“It was really nice to be able to be with them” Edwards said. “I learned things from a manual therapy standpoint, different recovery strategies and other things. A lot of what they do is very similar to what I do.
The biggest difference, according to Edwards, is simply the time athletes spend in the training room or with medical staff. He used the example that he can see a local athlete once a week or once every two weeks.
However, athletes at this facility essentially have 24-hour access to medical staff and receive physical therapy four or five times a week.
“This time (spent together) is obviously a great thing,” Edwards said.
Many of the athletes Edwards worked with faced similar issues faced by high school and college athletes.
“A lot of these are muscle and skeletal issues that you normally see and even when working with top athletes the treatments are the same,” Edwards pointed out. “The biggest difference is that a lot of them come into the training room and they’ve really solved their own problem for me, whereas a lot of young athletes have to figure things out. Plus those athletes have access to everything. what you can imagine at the training center and they are much more medically monitored.
Edwards, who plans to return to Colorado Springs this summer for another residency, admitted he would like to accompany one of the teams to an Olympics if the opportunity arises.
“As you get closer to the Olympics I think a lot of it depends on what’s been done so far and you need to reapply and let it be known that you’re ready and able to go with it. a team”, Edwards said. “A lot of it depends on the full-time employees and how many volunteers they need. There are still a lot of details that I don’t know, but I know that if it was an option, I would jump at the chance.
CAN ANYONE EXPLAIN?
It was confirmed this week that Brooke had informed both Wheeling Park and John Marshall of his intention to play men’s basketball only once at each school. It will be the first time since schools opened that they haven’t played home and away from home on the hardwood.
This makes absolutely no sense to me on many levels. First and foremost, why is this happening? Every team makes the playoffs in basketball, so it’s not about the tournament.
Second, I am amazed that the Brooke administration allowed this to happen. Some games should not be tradable. For example, Park vs. Brooke, Brooke vs. John Marshall, and John Marshall vs. Park are three great examples.

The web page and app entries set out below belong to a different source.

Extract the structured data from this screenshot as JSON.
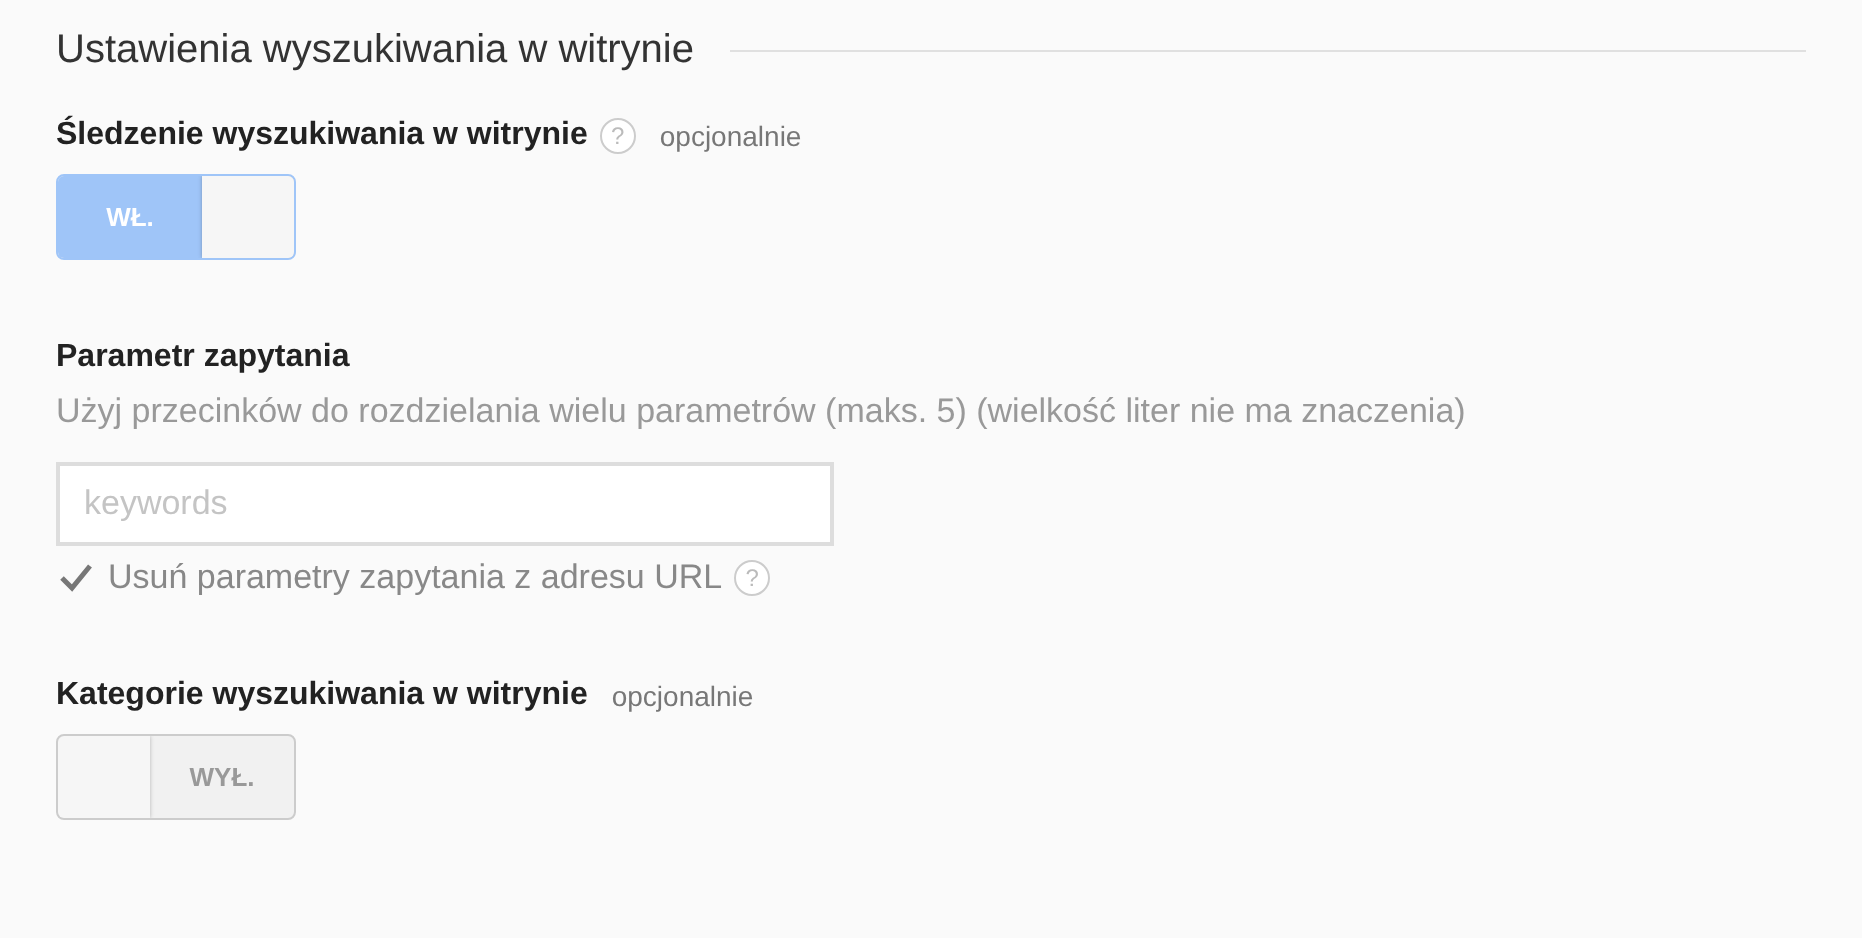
{
  "section_title": "Ustawienia wyszukiwania w witrynie",
  "site_search_tracking": {
    "label": "Śledzenie wyszukiwania w witrynie",
    "help": "?",
    "optional": "opcjonalnie",
    "toggle": {
      "on": true,
      "label": "WŁ."
    }
  },
  "query_parameter": {
    "label": "Parametr zapytania",
    "hint": "Użyj przecinków do rozdzielania wielu parametrów (maks. 5) (wielkość liter nie ma znaczenia)",
    "placeholder": "keywords",
    "strip": {
      "checked": true,
      "label": "Usuń parametry zapytania z adresu URL",
      "help": "?"
    }
  },
  "site_search_categories": {
    "label": "Kategorie wyszukiwania w witrynie",
    "optional": "opcjonalnie",
    "toggle": {
      "on": false,
      "label": "WYŁ."
    }
  }
}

I know I look at and see sports differently than coaches, but some of the decisions made with schedules in today’s world – in all prep sports on both sides of the river – are just mind-boggling to me.
OVAC will have a new basketball commissioner starting next season. Ron White has informed the conference and member athletic directors that he is stepping down after the All-Star Game next week. White has held the position since the 2016-17 school year.
AREA SWIMMERS – Owen Leary (Wheeling Park), Victoria Kidney (John Marshall) and Evan Yost (St. Clairsville) – will compete at the YMCA National Championships in Greensboro.
BARNESVILLE will have a new women’s basketball coach for the 2022-23 season. Jason Perkins chose not to apply for the position he held for three seasons.
GOLF’s FIRST major of 2022 – the Masters – is happening this week at Augusta National Golf Club. It’s unclear whether the biggest question coming into the week is as much who will win as whether Tiger Woods will return to action for the first time since he broke his leg in a car crash in February. 2021? Either way, the green jacket will be showcased next Sunday inside Butler Cabin. My choice is Jon Rahm.
ALTHOUGH I picked perhaps my worst bracket ever for this NCAA Tournament, I will be offering my picks for tonight’s Final Four games. I’ll take Duke and Kansas to meet on Monday and Coach K. will retire with another national championship.
Staskey can be contacted by email at [email protected]